> _EXERCISE PROMPT_: Return the full listing exactly as it is written.

******************************

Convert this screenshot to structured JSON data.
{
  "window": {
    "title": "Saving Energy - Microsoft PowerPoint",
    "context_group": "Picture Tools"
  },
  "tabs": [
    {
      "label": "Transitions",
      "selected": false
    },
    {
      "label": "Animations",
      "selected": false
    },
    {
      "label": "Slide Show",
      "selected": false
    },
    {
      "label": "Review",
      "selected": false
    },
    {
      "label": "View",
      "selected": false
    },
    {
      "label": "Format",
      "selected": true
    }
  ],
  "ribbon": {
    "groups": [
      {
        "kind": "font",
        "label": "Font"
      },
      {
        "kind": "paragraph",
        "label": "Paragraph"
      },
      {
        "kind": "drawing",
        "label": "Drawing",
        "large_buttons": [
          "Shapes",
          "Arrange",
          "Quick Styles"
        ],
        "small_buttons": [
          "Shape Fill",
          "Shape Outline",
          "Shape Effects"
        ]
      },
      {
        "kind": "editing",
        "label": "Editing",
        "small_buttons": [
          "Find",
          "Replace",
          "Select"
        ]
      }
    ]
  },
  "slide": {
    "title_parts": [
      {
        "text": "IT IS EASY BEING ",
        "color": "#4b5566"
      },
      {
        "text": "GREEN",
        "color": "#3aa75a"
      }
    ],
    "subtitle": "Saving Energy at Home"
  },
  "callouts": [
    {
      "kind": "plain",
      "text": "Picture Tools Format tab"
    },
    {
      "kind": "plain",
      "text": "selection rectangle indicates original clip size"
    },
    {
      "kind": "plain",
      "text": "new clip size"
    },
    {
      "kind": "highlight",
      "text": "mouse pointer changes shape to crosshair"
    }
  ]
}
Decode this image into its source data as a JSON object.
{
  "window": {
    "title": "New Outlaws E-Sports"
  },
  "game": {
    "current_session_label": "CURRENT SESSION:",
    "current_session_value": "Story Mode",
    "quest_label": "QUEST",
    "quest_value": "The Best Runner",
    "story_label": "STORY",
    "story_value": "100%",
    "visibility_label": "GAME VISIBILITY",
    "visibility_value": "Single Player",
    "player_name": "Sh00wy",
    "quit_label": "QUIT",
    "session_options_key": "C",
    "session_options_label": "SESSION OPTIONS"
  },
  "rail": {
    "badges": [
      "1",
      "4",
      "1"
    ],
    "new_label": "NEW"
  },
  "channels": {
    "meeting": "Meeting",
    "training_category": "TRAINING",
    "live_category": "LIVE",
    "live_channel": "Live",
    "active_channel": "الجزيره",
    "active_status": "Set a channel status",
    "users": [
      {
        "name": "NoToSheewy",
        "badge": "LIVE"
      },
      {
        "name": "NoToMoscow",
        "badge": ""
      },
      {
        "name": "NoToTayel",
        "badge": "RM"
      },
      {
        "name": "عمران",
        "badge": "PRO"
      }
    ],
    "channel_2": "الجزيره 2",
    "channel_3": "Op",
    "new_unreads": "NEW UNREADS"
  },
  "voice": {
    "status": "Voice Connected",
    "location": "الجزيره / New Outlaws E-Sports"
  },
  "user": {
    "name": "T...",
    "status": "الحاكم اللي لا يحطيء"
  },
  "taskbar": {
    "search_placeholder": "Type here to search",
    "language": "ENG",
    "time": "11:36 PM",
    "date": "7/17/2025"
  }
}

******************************

> _EXERCISE OUTPUT_:
Convert this screenshot to structured JSON data.
{
  "window": {
    "title": "Saving Energy - Microsoft PowerPoint",
    "context_group": "Picture Tools"
  },
  "tabs": [
    {
      "label": "Transitions",
      "selected": false
    },
    {
      "label": "Animations",
      "selected": false
    },
    {
      "label": "Slide Show",
      "selected": false
    },
    {
      "label": "Review",
      "selected": false
    },
    {
      "label": "View",
      "selected": false
    },
    {
      "label": "Format",
      "selected": true
    }
  ],
  "ribbon": {
    "groups": [
      {
        "kind": "font",
        "label": "Font"
      },
      {
        "kind": "paragraph",
        "label": "Paragraph"
      },
      {
        "kind": "drawing",
        "label": "Drawing",
        "large_buttons": [
          "Shapes",
          "Arrange",
          "Quick Styles"
        ],
        "small_buttons": [
          "Shape Fill",
          "Shape Outline",
          "Shape Effects"
        ]
      },
      {
        "kind": "editing",
        "label": "Editing",
        "small_buttons": [
          "Find",
          "Replace",
          "Select"
        ]
      }
    ]
  },
  "slide": {
    "title_parts": [
      {
        "text": "IT IS EASY BEING ",
        "color": "#4b5566"
      },
      {
        "text": "GREEN",
        "color": "#3aa75a"
      }
    ],
    "subtitle": "Saving Energy at Home"
  },
  "callouts": [
    {
      "kind": "plain",
      "text": "Picture Tools Format tab"
    },
    {
      "kind": "plain",
      "text": "selection rectangle indicates original clip size"
    },
    {
      "kind": "plain",
      "text": "new clip size"
    },
    {
      "kind": "highlight",
      "text": "mouse pointer changes shape to crosshair"
    }
  ]
}
Decode this image into its source data as a JSON object.
{
  "window": {
    "title": "New Outlaws E-Sports"
  },
  "game": {
    "current_session_label": "CURRENT SESSION:",
    "current_session_value": "Story Mode",
    "quest_label": "QUEST",
    "quest_value": "The Best Runner",
    "story_label": "STORY",
    "story_value": "100%",
    "visibility_label": "GAME VISIBILITY",
    "visibility_value": "Single Player",
    "player_name": "Sh00wy",
    "quit_label": "QUIT",
    "session_options_key": "C",
    "session_options_label": "SESSION OPTIONS"
  },
  "rail": {
    "badges": [
      "1",
      "4",
      "1"
    ],
    "new_label": "NEW"
  },
  "channels": {
    "meeting": "Meeting",
    "training_category": "TRAINING",
    "live_category": "LIVE",
    "live_channel": "Live",
    "active_channel": "الجزيره",
    "active_status": "Set a channel status",
    "users": [
      {
        "name": "NoToSheewy",
        "badge": "LIVE"
      },
      {
        "name": "NoToMoscow",
        "badge": ""
      },
      {
        "name": "NoToTayel",
        "badge": "RM"
      },
      {
        "name": "عمران",
        "badge": "PRO"
      }
    ],
    "channel_2": "الجزيره 2",
    "channel_3": "Op",
    "new_unreads": "NEW UNREADS"
  },
  "voice": {
    "status": "Voice Connected",
    "location": "الجزيره / New Outlaws E-Sports"
  },
  "user": {
    "name": "T...",
    "status": "الحاكم اللي لا يحطيء"
  },
  "taskbar": {
    "search_placeholder": "Type here to search",
    "language": "ENG",
    "time": "11:36 PM",
    "date": "7/17/2025"
  }
}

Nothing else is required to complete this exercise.